- Projections indicate an additional 1,000 annual deaths in the eastern United States by 2050 due to this escalating air pollution, posing an impending public health crisis.
- Although air conditioning offers a life-saving solution to combat heatwaves, there’s a detrimental trade-off of heightened health risks from increased air pollution.
- Increased fine particulate matter and ozone pollution due to fossil fuel-dependent air conditioning could result in thousands more deaths annually.
- A potential solution lies in a shift to sustainable energy sources like solar and wind power, combined with the development of energy-efficient air conditioning.
As the planet continues to experience climate change and rising temperatures, an increase in the use of air conditioning systems is projected. This surge may consequently result in heightened health risks due to escalated air pollution, according to a recent study.
The Study’s Projections and Their Implications
The study anticipates an additional 1,000 annual deaths in the eastern United States alone by 2050. These deaths are predicted to result from increased air pollution levels as more fossil fuels are utilized by power plants to meet the burgeoning demand for air conditioning.
“We’re already confronting climate change and adaptation is imperative,” stated the study’s primary investigator David Abel. He further noted that the way energy is being consumed for air conditioning might exacerbate air contamination as the temperatures increase.
Abel, a postgraduate student at the University of Wisconsin-Madison’s Institute for Environmental Studies’ Center for Sustainability and the Global Environment, along with his team, based their forecasts on projections combined from five distinct models.
Unfortunately, what their findings indicate, Abel contends in a university press release, is a worsening future for air pollution. “Adapting to the changing climate is bound to have repercussions,” he added.
Trade-Offs and Potential Solutions

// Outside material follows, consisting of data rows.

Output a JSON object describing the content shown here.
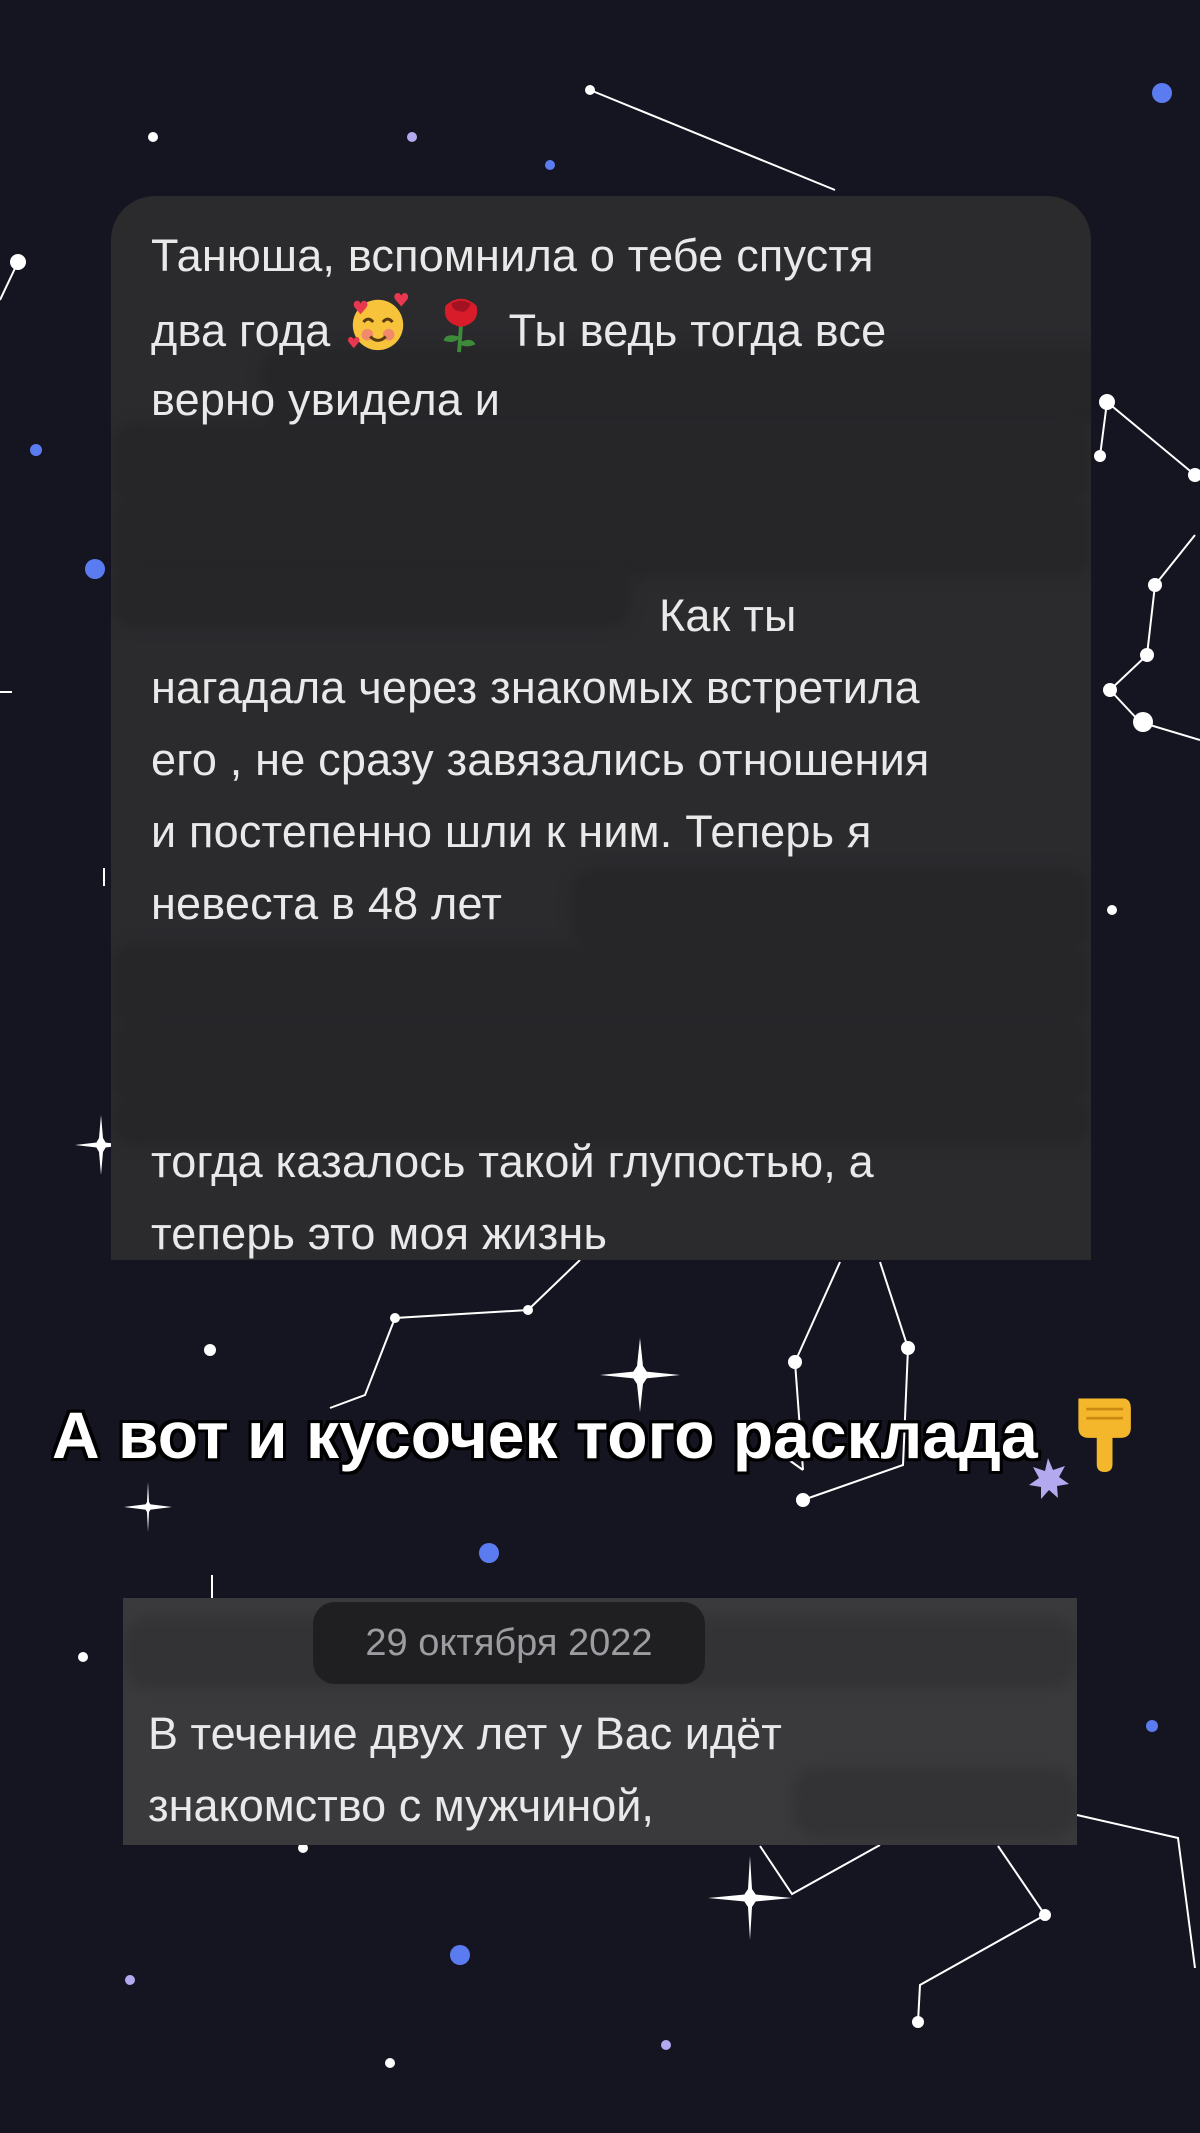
{
  "message_top": {
    "line1": "Танюша, вспомнила о тебе спустя",
    "line2_start": "два года",
    "line2_emojis": [
      "smiling-face-with-hearts-emoji",
      "rose-emoji"
    ],
    "line2_end": "Ты ведь тогда все",
    "line3": "верно увидела и",
    "line4": "Как ты",
    "line5": "нагадала через знакомых встретила",
    "line6": "его , не сразу завязались отношения",
    "line7": "и постепенно шли к ним. Теперь я",
    "line8": "невеста в 48 лет",
    "line9": "тогда казалось такой глупостью, а",
    "line10": "теперь это моя жизнь"
  },
  "caption": {
    "text": "А вот и кусочек того расклада",
    "emoji": "pointing-down-emoji"
  },
  "message_bottom": {
    "date": "29 октября 2022",
    "line1": "В течение двух лет у Вас идёт",
    "line2": "знакомство с мужчиной,"
  },
  "colors": {
    "background": "#151522",
    "bubble": "#2b2b2e",
    "bubble_bottom": "#3a3a3d",
    "text": "#e9e9ea",
    "star_blue": "#5b7cf0",
    "star_lilac": "#b3a9ee"
  }
}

While air conditioning offers a live-saving solution in dealing with escalating heatwaves, there’s a trade-off: rising air pollution presents increased health risks. Jonathan Patz, the study’s senior author and professor of environmental studies and population health sciences at UW-Madison, suggests we’re essentially exchanging one problem for another.
Dr. Satjit Bhusri, a New York-based cardiologist, concurs with the study’s conclusions, acknowledging the direct link between air pollutants and body inflammation. As contaminated air is inhaled into the lungs, the subsequent inflammation could damage the arteries supplying blood and oxygen to both heart and brain.

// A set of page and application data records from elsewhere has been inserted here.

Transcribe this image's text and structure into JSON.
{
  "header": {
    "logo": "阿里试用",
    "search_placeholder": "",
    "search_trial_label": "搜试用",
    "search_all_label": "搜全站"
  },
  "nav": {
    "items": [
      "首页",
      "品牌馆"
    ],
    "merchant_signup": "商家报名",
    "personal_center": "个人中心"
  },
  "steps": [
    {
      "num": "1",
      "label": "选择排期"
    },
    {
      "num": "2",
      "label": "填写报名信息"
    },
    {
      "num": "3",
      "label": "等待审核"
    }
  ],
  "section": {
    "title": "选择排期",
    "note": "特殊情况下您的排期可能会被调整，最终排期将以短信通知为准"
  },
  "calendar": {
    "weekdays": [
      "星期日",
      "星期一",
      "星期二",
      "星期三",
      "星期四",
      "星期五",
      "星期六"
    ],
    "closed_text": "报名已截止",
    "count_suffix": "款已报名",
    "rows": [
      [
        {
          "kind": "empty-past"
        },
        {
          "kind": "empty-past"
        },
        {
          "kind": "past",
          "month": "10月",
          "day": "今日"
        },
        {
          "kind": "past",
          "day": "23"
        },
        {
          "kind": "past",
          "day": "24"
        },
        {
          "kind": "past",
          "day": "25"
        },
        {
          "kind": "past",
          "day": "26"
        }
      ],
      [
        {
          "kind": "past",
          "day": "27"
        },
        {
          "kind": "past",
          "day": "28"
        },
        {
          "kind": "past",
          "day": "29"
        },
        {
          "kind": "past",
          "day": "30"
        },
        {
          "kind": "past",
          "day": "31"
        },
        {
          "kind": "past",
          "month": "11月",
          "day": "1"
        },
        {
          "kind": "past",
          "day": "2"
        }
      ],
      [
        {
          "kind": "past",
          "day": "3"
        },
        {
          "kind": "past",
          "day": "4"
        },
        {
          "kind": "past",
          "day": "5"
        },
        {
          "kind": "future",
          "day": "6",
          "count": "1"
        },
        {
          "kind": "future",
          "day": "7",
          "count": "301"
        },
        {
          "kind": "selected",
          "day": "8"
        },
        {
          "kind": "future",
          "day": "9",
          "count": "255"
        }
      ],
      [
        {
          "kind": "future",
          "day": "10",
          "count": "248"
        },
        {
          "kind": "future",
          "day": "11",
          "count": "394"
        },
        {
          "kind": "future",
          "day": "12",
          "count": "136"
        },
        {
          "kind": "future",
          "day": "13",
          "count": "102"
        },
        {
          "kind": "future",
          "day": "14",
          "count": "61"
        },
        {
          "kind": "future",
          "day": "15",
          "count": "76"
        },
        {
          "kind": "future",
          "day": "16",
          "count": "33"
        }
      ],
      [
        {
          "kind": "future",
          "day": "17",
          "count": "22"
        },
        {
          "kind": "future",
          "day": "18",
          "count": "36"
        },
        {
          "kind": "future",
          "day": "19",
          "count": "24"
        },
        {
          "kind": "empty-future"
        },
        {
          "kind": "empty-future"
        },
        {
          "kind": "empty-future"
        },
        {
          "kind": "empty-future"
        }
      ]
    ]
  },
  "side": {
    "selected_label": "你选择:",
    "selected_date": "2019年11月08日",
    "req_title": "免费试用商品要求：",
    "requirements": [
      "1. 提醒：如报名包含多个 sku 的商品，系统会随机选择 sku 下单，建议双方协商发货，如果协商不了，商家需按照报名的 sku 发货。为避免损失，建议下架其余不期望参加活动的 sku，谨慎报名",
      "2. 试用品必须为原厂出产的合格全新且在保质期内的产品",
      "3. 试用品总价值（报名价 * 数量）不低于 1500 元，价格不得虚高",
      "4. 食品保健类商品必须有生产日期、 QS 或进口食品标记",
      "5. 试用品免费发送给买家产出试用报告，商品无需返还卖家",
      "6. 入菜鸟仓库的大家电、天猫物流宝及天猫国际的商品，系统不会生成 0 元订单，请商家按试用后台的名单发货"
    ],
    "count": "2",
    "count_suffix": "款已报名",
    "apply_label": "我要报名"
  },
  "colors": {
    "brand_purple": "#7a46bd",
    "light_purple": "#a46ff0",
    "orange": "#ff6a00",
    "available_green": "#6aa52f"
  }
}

The Climate-Health Connection
Bhusri, who was not involved in the new study, believes that, “Global warming has a significant link to heart health, and it is not favorable”.
As long as dependence on fossil fuels remains significant, the situation painted by the Wisconsin team appears mostly inevitable, Patz argues. “We’re experiencing more intense and frequent heatwaves. Consequently, we’ll need more cooling, which requires more power. If we continue to operate coal-fired plants for part of our power supply, turning on the AC might mean tainting the air more, causing higher incidences of diseases, and even death.”
By mid-century, rising summer levels of fine particulate matter in air pollution could result in an estimated additional 13,000 deaths annually, and ozone pollution could cause another 3,000 deaths each year in the eastern US.
About 1,000 of these projected deaths could be attributed to air conditioning powered by fossil fuels. Therefore, the researchers advocate greater reliance on sustainable energy sources such as wind and solar power, and the development of more energy-efficient air conditioning.
“The remedy is clean energy,” Abel suggested, highlighting that this is within human control and could alleviate both future climate change and air pollution. “If we don’t change our habits, both predicaments will worsen.” The study’s findings were shared in PLoS Medicine.
The U.S. National Institute of Environmental Health Sciences offers more on the health implications of air pollution.